The TTi TF930

Thurlby Thandar's TF9301 is a fine addition to any workbench. It features a USB port, and happily TTi document the commands in the manual.2

However if you connect the TF930 to a Mac, nothing much happens. Happily the System Information system sees the device on the USB bus, but no entries are created in /dev.


Although I'm sure there are alternatives, in practice almost all the USB-to-serial converters I've encountered use one of FTDI's chips. Happily the TF930 is no different, but sadly the TTi specific vendor and product IDs aren't supported by the stock driver.

The Internet being what it is though, it turns out that all the details of solving this problem have already been sorted out by someone else. Datafusion Systems have a fine article3 which tells you all you need to know.

In essence:

  1. Download and install the virtual COM port drivers4 from the FTDI website.
  2. Edit System/Library/Extensions/FTDIUSBSerialDriver.kext/Contents/Info.plist and add a record for the TF930. You'll need to know:
    • Vendor ID: 0x103e = 4158
    • Product ID: 0x0442 = 1090
  3. Connect the TF930 and enjoy!
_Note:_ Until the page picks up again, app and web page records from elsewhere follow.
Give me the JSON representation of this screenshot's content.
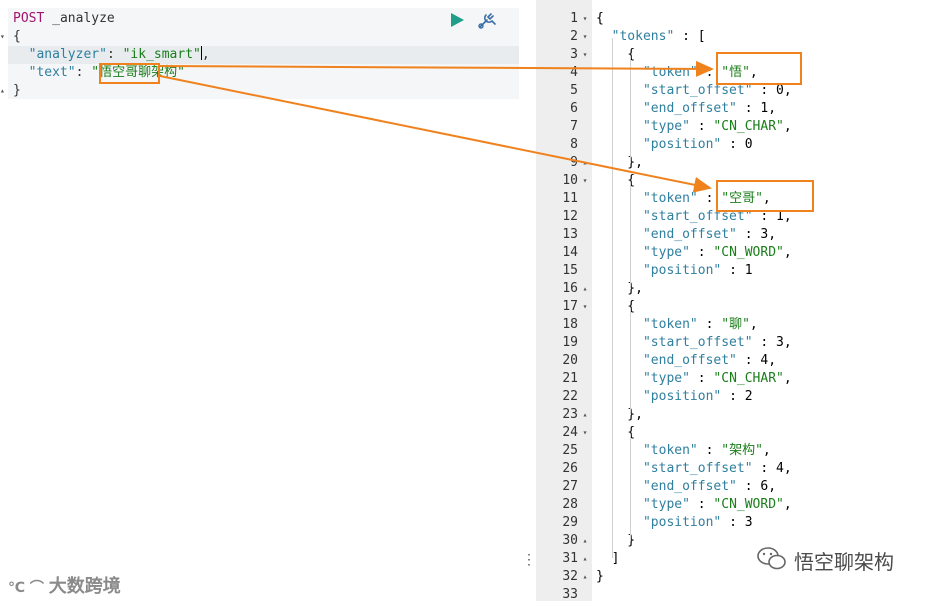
{
  "request": {
    "method": "POST",
    "endpoint": " _analyze",
    "lines": [
      "{",
      "  \"analyzer\": \"ik_smart\",",
      "  \"text\": \"悟空哥聊架构\"",
      "}"
    ],
    "analyzer_key": "\"analyzer\"",
    "analyzer_value": "\"ik_smart\"",
    "text_key": "\"text\"",
    "text_value": "\"悟空哥聊架构\""
  },
  "toolbar": {
    "run_icon": "play-icon",
    "settings_icon": "wrench-icon"
  },
  "response": {
    "line_numbers": [
      "1",
      "2",
      "3",
      "4",
      "5",
      "6",
      "7",
      "8",
      "9",
      "10",
      "11",
      "12",
      "13",
      "14",
      "15",
      "16",
      "17",
      "18",
      "19",
      "20",
      "21",
      "22",
      "23",
      "24",
      "25",
      "26",
      "27",
      "28",
      "29",
      "30",
      "31",
      "32",
      "33"
    ],
    "lines": [
      "{",
      "  \"tokens\" : [",
      "    {",
      "      \"token\" : \"悟\",",
      "      \"start_offset\" : 0,",
      "      \"end_offset\" : 1,",
      "      \"type\" : \"CN_CHAR\",",
      "      \"position\" : 0",
      "    },",
      "    {",
      "      \"token\" : \"空哥\",",
      "      \"start_offset\" : 1,",
      "      \"end_offset\" : 3,",
      "      \"type\" : \"CN_WORD\",",
      "      \"position\" : 1",
      "    },",
      "    {",
      "      \"token\" : \"聊\",",
      "      \"start_offset\" : 3,",
      "      \"end_offset\" : 4,",
      "      \"type\" : \"CN_CHAR\",",
      "      \"position\" : 2",
      "    },",
      "    {",
      "      \"token\" : \"架构\",",
      "      \"start_offset\" : 4,",
      "      \"end_offset\" : 6,",
      "      \"type\" : \"CN_WORD\",",
      "      \"position\" : 3",
      "    }",
      "  ]",
      "}",
      ""
    ]
  },
  "watermarks": {
    "left": "大数跨境",
    "right": "悟空聊架构"
  },
  "colors": {
    "annotation": "#f0821e",
    "method": "#a0146e",
    "key": "#2f7f9f",
    "string": "#1a7d1a",
    "run_button": "#1f9e89"
  }
}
A toy program

Here's a little toy program to read data from the device (you'll probably have to change the serial port):

#! /usr/bin/perl				
use strict;					
use warnings;					
use Device::SerialPort;				
use Date::Manip;				
my $port = "/dev/tty.usbserial-soUC8ESW";	
my $dev = Device::SerialPort->new($port)	
  or die "Unable to open $port, ";		
print "# Identity: ", read_packet($dev);	
    my $data = read_packet($dev);		
    chomp $data;				
    my $time  = UnixDate("now", "%Y-%m-%d %H:%M:%S");
    print "$time $data\n";			
sub read_packet					
  my $dev = shift;				
      my ($n, $string) = $dev->read(255);	
      return $string if $n;			
      sleep 1;					

If you run it, you'll see something like this:

# Identity: Thurlby-Thandar,TF930,0,V1.20
2012-02-19 21:06:33 0000000000.e+0
2012-02-19 21:06:34 0000000000.e+0
2012-02-19 21:06:35 0000000000.e+0
2012-02-19 21:06:36 0000000000.e+0


Unsurprisingly you can do something similar on Linux. The relevant crib sheet is the documentation for the ftdi-usb-sio driver.5

I think the approved solution is to simply add the device IDs to the driver and recompile, but you can hack things when you load the driver. This worked for me:

sudo modprobe ftdi_sio vendor=0x103e product=0x0442 debug